What is the role of a Business Development manager in a University Physics department?

"Business development is a term that often can be quite unclear and change in meaning, depending on who you are talking to. Almost everyone is familiar with the basic functions of different teams across an organisation – sales, engineering, finance, operations etc. However, when it comes to “Business Development” there is a level of ambiguity surrounding the true meaning of the term and what responsibilities individuals with the title have.

Business Development managers in the university mainly work within departments, faculties or technology transfer offices. My job often concentrates on the management and exploitation of intellectual property as a result of the research that is undertaken by academic staff. I provide the link between the academics and industry and help identify and exploit some of the research outputs that could be applied to solve real world problems; whether that is for companies or for societal and environmental needs.

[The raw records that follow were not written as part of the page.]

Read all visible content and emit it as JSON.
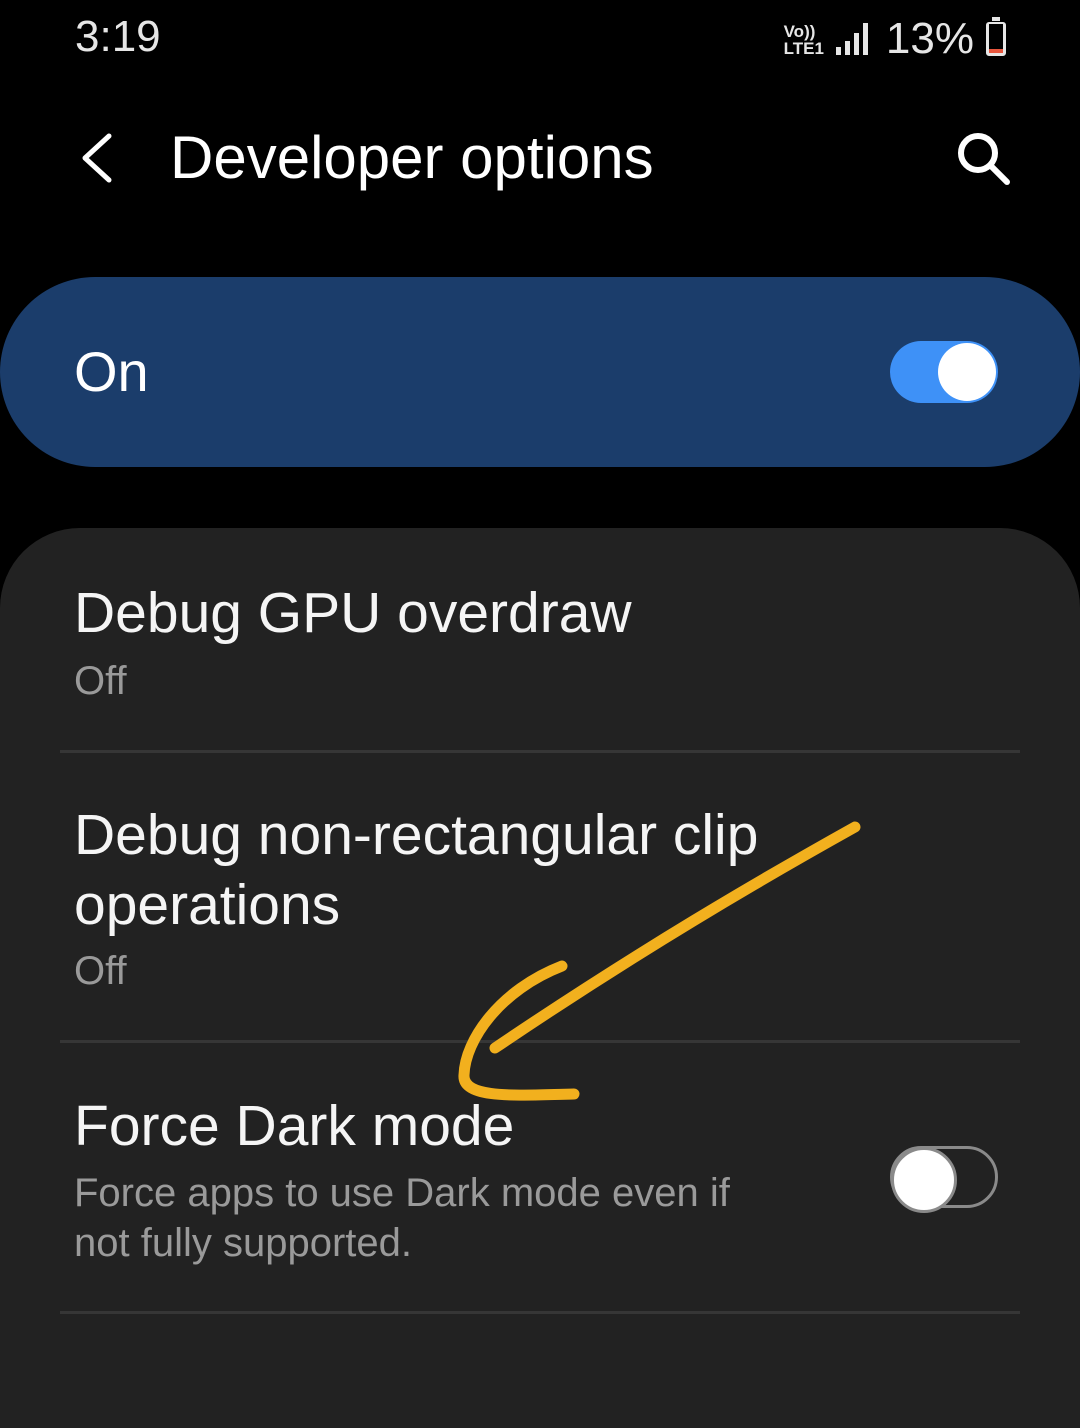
{
  "status_bar": {
    "time": "3:19",
    "network_top": "Vo))",
    "network_bottom": "LTE1",
    "battery_percent": "13%",
    "battery_level": 0.13,
    "battery_color": "#e8563d",
    "icons": [
      "volte-icon",
      "signal-icon",
      "battery-icon"
    ]
  },
  "app_bar": {
    "title": "Developer options",
    "back_icon": "chevron-left-icon",
    "search_icon": "search-icon"
  },
  "master_switch": {
    "label": "On",
    "enabled": true,
    "background_color": "#1b3d6b",
    "accent_color": "#3e91f7"
  },
  "settings": [
    {
      "title": "Debug GPU overdraw",
      "summary": "Off",
      "has_toggle": false
    },
    {
      "title": "Debug non-rectangular clip operations",
      "summary": "Off",
      "has_toggle": false
    },
    {
      "title": "Force Dark mode",
      "summary": "Force apps to use Dark mode even if not fully supported.",
      "has_toggle": true,
      "enabled": false
    }
  ],
  "annotation": {
    "type": "hand-drawn-arrow",
    "color": "#f2b01e"
  }
}
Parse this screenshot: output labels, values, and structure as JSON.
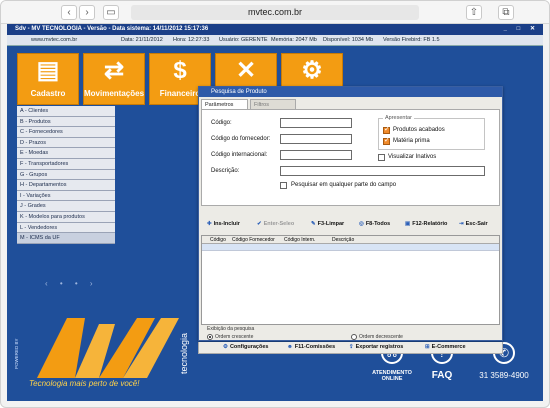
{
  "browser": {
    "url": "mvtec.com.br"
  },
  "window": {
    "title": "Sdv - MV TECNOLOGIA - Versão  - Data sistema: 14/11/2012 15:17:36",
    "status": {
      "site": "www.mvtec.com.br",
      "date": "Data: 21/11/2012",
      "time": "Hora: 12:27:33",
      "user": "Usuário: GERENTE",
      "memory": "Memória: 2047 Mb",
      "available": "Disponível: 1034 Mb",
      "version": "Versão Firebird: FB 1.5"
    }
  },
  "big_buttons": [
    {
      "label": "Cadastro",
      "icon": "register-device-icon"
    },
    {
      "label": "Movimentações",
      "icon": "arrows-icon"
    },
    {
      "label": "Financeiro",
      "icon": "dollar-icon"
    },
    {
      "label": "",
      "icon": "tools-icon"
    },
    {
      "label": "",
      "icon": "gears-icon"
    }
  ],
  "menu": [
    "A - Clientes",
    "B - Produtos",
    "C - Fornecedores",
    "D - Prazos",
    "E - Moedas",
    "F - Transportadores",
    "G - Grupos",
    "H - Departamentos",
    "I - Variações",
    "J - Grades",
    "K - Modelos para produtos",
    "L - Vendedores",
    "M - ICMS da UF"
  ],
  "pager": "‹ • • ›",
  "branding": {
    "tagline": "Tecnologia mais perto de você!",
    "powered": "POWERED BY",
    "side_text": "tecnologia"
  },
  "contact": {
    "atendimento": "ATENDIMENTO",
    "online": "ONLINE",
    "faq": "FAQ",
    "phone": "31 3589-4900"
  },
  "dialog": {
    "title": "Pesquisa de Produto",
    "tabs": [
      "Parâmetros iniciais",
      "Filtros adicionais"
    ],
    "fields": {
      "codigo": "Código:",
      "codigo_fornecedor": "Código do fornecedor:",
      "codigo_internacional": "Código internacional:",
      "descricao": "Descrição:"
    },
    "apresentar": {
      "title": "Apresentar",
      "produtos_acabados": "Produtos acabados",
      "materia_prima": "Matéria prima",
      "visualizar_inativos": "Visualizar Inativos"
    },
    "pesquisar_label": "Pesquisar em qualquer parte do campo",
    "toolbar": [
      "Ins-Incluir",
      "Enter-Seleo",
      "F3-Limpar",
      "F8-Todos",
      "F12-Relatório",
      "Esc-Sair"
    ],
    "columns": [
      "Código",
      "Código Fornecedor",
      "Código Intern.",
      "Descrição"
    ],
    "order": {
      "title": "Exibição da pesquisa",
      "asc": "Ordem crescente",
      "desc": "Ordem decrescente"
    },
    "footer": [
      "Configurações",
      "F11-Comissões",
      "Exportar registros",
      "E-Commerce"
    ]
  }
}
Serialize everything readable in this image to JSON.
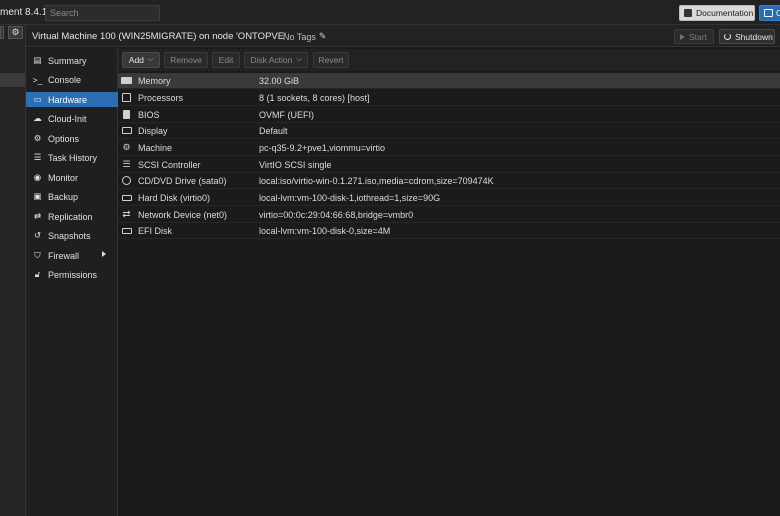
{
  "topbar": {
    "brand": "ment 8.4.1",
    "search_placeholder": "Search",
    "documentation_label": "Documentation",
    "create_label": "C"
  },
  "header": {
    "title": "Virtual Machine 100 (WIN25MIGRATE) on node 'ONTOPVE'",
    "tags_label": "No Tags",
    "start_label": "Start",
    "shutdown_label": "Shutdown"
  },
  "nav": {
    "items": [
      {
        "label": "Summary",
        "icon": "book-icon"
      },
      {
        "label": "Console",
        "icon": "terminal-icon"
      },
      {
        "label": "Hardware",
        "icon": "monitor-icon",
        "selected": true
      },
      {
        "label": "Cloud-Init",
        "icon": "cloud-icon"
      },
      {
        "label": "Options",
        "icon": "gear-icon"
      },
      {
        "label": "Task History",
        "icon": "list-icon"
      },
      {
        "label": "Monitor",
        "icon": "eye-icon"
      },
      {
        "label": "Backup",
        "icon": "floppy-icon"
      },
      {
        "label": "Replication",
        "icon": "retweet-icon"
      },
      {
        "label": "Snapshots",
        "icon": "history-icon"
      },
      {
        "label": "Firewall",
        "icon": "shield-icon",
        "has_submenu": true
      },
      {
        "label": "Permissions",
        "icon": "unlock-icon"
      }
    ]
  },
  "toolbar": {
    "add_label": "Add",
    "remove_label": "Remove",
    "edit_label": "Edit",
    "disk_action_label": "Disk Action",
    "revert_label": "Revert"
  },
  "hardware": {
    "rows": [
      {
        "name": "Memory",
        "value": "32.00 GiB",
        "icon": "memory-icon",
        "selected": true
      },
      {
        "name": "Processors",
        "value": "8 (1 sockets, 8 cores) [host]",
        "icon": "cpu-icon"
      },
      {
        "name": "BIOS",
        "value": "OVMF (UEFI)",
        "icon": "bios-icon"
      },
      {
        "name": "Display",
        "value": "Default",
        "icon": "display-icon"
      },
      {
        "name": "Machine",
        "value": "pc-q35-9.2+pve1,viommu=virtio",
        "icon": "cogs-icon"
      },
      {
        "name": "SCSI Controller",
        "value": "VirtIO SCSI single",
        "icon": "database-icon"
      },
      {
        "name": "CD/DVD Drive (sata0)",
        "value": "local:iso/virtio-win-0.1.271.iso,media=cdrom,size=709474K",
        "icon": "cdrom-icon"
      },
      {
        "name": "Hard Disk (virtio0)",
        "value": "local-lvm:vm-100-disk-1,iothread=1,size=90G",
        "icon": "hdd-icon"
      },
      {
        "name": "Network Device (net0)",
        "value": "virtio=00:0c:29:04:66:68,bridge=vmbr0",
        "icon": "exchange-icon"
      },
      {
        "name": "EFI Disk",
        "value": "local-lvm:vm-100-disk-0,size=4M",
        "icon": "hdd-icon"
      }
    ]
  }
}
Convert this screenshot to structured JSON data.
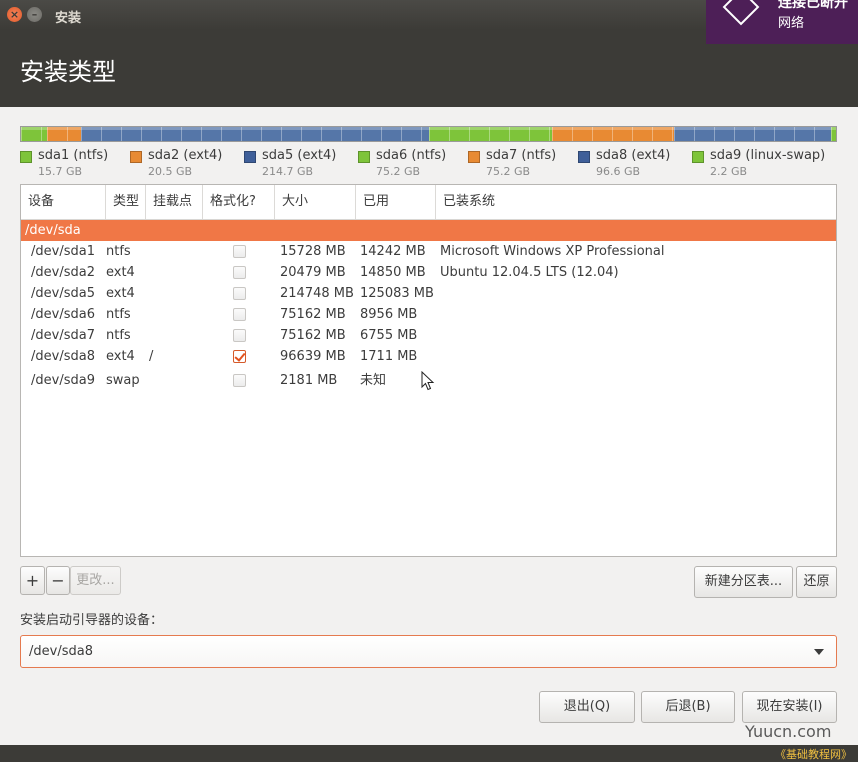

In my role it is also important to recognise that working with external organisations is a two-way process; in my area of work we call it ‘knowledge exchange’. On the one hand I disseminate our academic researchers’ own knowledge to these organisations which can provide them with new ideas, knowhow which can influence their current thinking and the way they do things. On the other hand, I obtain new knowledge from them; industry has a good knowledge of users’ needs and also has an excellent knowledge of the economy, the market i.e. what sells, what doesn’t sell; what is expensive, where savings can be made, where technology improvements are needed and what will be needed in the future in terms of new products, technologies and services.

In my role as a Business Development manager, I work with researchers to help them develop relationships with businesses and other external organisations e.g. the NHS. I also match opportunities for collaboration with the appropriate type of funding. Unlike working within a commercial business where the investment for R&D will mainly come from internal resources, in universities funding is competitive and comes from multiple external sources, such as government research councils, EU programmes or directly from businesses."

What in your view are the key challenges when forming university-industry collaborations?

"Business Development managers in universities can face many challenges in their role to make academic research have as large an impact as possible. From my own experience, in order to make this happen, I need to find the most promising research from academics to engage industry with. Added to that, I also need to identify not “only” relevant companies, but the right people within those companies to make contact with. This is not always an easy task when I may have never met or talked to the person I would like to contact. This is where face-to-face networking becomes important and where personal recommendations by other contacts are vital."

How can companies work with the QUASAR Group?

"There are various ways companies can work with us. They can propose and sponsor individual PhD projects or offer placements to PhD students as part of their study. Companies can also work with us to access the right research expertise and collaborate on research projects. As a Business Development manager, I act as the broker between my group and the Department of Physics more widely, and companies. I also assist in identifying the most appropriate funding mechanism to suit the type and needs of joint collaborative projects. We have been working with companies in small proof of concept projects and also as part of consortia in very large collaborative research projects. We have also organised special workshops that have brought together our experts with companies from the UK and across the EU in areas such as detectors, cryogenics or healthcare instrumentation. These workshops have provided an excellent basis for follow-on discussions and joint projects."